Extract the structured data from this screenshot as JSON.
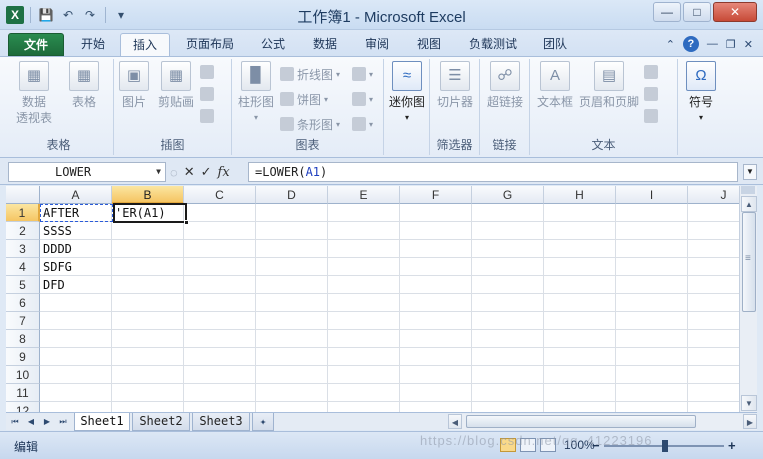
{
  "window": {
    "title": "工作簿1 - Microsoft Excel",
    "app_icon": "X"
  },
  "tabs": [
    {
      "label": "文件"
    },
    {
      "label": "开始"
    },
    {
      "label": "插入"
    },
    {
      "label": "页面布局"
    },
    {
      "label": "公式"
    },
    {
      "label": "数据"
    },
    {
      "label": "审阅"
    },
    {
      "label": "视图"
    },
    {
      "label": "负载测试"
    },
    {
      "label": "团队"
    }
  ],
  "ribbon": {
    "groups": {
      "tables": "表格",
      "illustrations": "插图",
      "charts": "图表",
      "filter": "筛选器",
      "links": "链接",
      "text": "文本"
    },
    "buttons": {
      "pivot_line1": "数据",
      "pivot_line2": "透视表",
      "table": "表格",
      "picture": "图片",
      "clipart": "剪贴画",
      "column_chart": "柱形图",
      "line_chart": "折线图",
      "pie_chart": "饼图",
      "bar_chart": "条形图",
      "sparkline": "迷你图",
      "slicer": "切片器",
      "hyperlink": "超链接",
      "textbox": "文本框",
      "header_footer": "页眉和页脚",
      "symbol": "符号"
    }
  },
  "formula_bar": {
    "name_box": "LOWER",
    "formula_prefix": "=LOWER(",
    "formula_ref": "A1",
    "formula_suffix": ")",
    "fx": "fx"
  },
  "grid": {
    "columns": [
      "A",
      "B",
      "C",
      "D",
      "E",
      "F",
      "G",
      "H",
      "I",
      "J"
    ],
    "rows": [
      "1",
      "2",
      "3",
      "4",
      "5",
      "6",
      "7",
      "8",
      "9",
      "10",
      "11",
      "12"
    ],
    "cells": {
      "A1": "AFTER",
      "A2": "SSSS",
      "A3": "DDDD",
      "A4": "SDFG",
      "A5": "DFD",
      "B1": "'ER(A1)"
    },
    "active_cell": "B1"
  },
  "sheets": [
    {
      "label": "Sheet1"
    },
    {
      "label": "Sheet2"
    },
    {
      "label": "Sheet3"
    }
  ],
  "status": {
    "mode": "编辑",
    "zoom": "100%",
    "watermark": "https://blog.csdn.net/qq_41223196"
  },
  "colors": {
    "file_tab": "#1d6b3b",
    "selection_header": "#f5c563",
    "reference": "#1f3fbf"
  }
}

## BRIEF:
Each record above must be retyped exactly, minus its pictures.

## SOLUTION FOR THIS TASK:
Extract the structured data from this screenshot as JSON.
{
  "window": {
    "title": "工作簿1 - Microsoft Excel",
    "app_icon": "X"
  },
  "tabs": [
    {
      "label": "文件"
    },
    {
      "label": "开始"
    },
    {
      "label": "插入"
    },
    {
      "label": "页面布局"
    },
    {
      "label": "公式"
    },
    {
      "label": "数据"
    },
    {
      "label": "审阅"
    },
    {
      "label": "视图"
    },
    {
      "label": "负载测试"
    },
    {
      "label": "团队"
    }
  ],
  "ribbon": {
    "groups": {
      "tables": "表格",
      "illustrations": "插图",
      "charts": "图表",
      "filter": "筛选器",
      "links": "链接",
      "text": "文本"
    },
    "buttons": {
      "pivot_line1": "数据",
      "pivot_line2": "透视表",
      "table": "表格",
      "picture": "图片",
      "clipart": "剪贴画",
      "column_chart": "柱形图",
      "line_chart": "折线图",
      "pie_chart": "饼图",
      "bar_chart": "条形图",
      "sparkline": "迷你图",
      "slicer": "切片器",
      "hyperlink": "超链接",
      "textbox": "文本框",
      "header_footer": "页眉和页脚",
      "symbol": "符号"
    }
  },
  "formula_bar": {
    "name_box": "LOWER",
    "formula_prefix": "=LOWER(",
    "formula_ref": "A1",
    "formula_suffix": ")",
    "fx": "fx"
  },
  "grid": {
    "columns": [
      "A",
      "B",
      "C",
      "D",
      "E",
      "F",
      "G",
      "H",
      "I",
      "J"
    ],
    "rows": [
      "1",
      "2",
      "3",
      "4",
      "5",
      "6",
      "7",
      "8",
      "9",
      "10",
      "11",
      "12"
    ],
    "cells": {
      "A1": "AFTER",
      "A2": "SSSS",
      "A3": "DDDD",
      "A4": "SDFG",
      "A5": "DFD",
      "B1": "'ER(A1)"
    },
    "active_cell": "B1"
  },
  "sheets": [
    {
      "label": "Sheet1"
    },
    {
      "label": "Sheet2"
    },
    {
      "label": "Sheet3"
    }
  ],
  "status": {
    "mode": "编辑",
    "zoom": "100%",
    "watermark": "https://blog.csdn.net/qq_41223196"
  },
  "colors": {
    "file_tab": "#1d6b3b",
    "selection_header": "#f5c563",
    "reference": "#1f3fbf"
  }
}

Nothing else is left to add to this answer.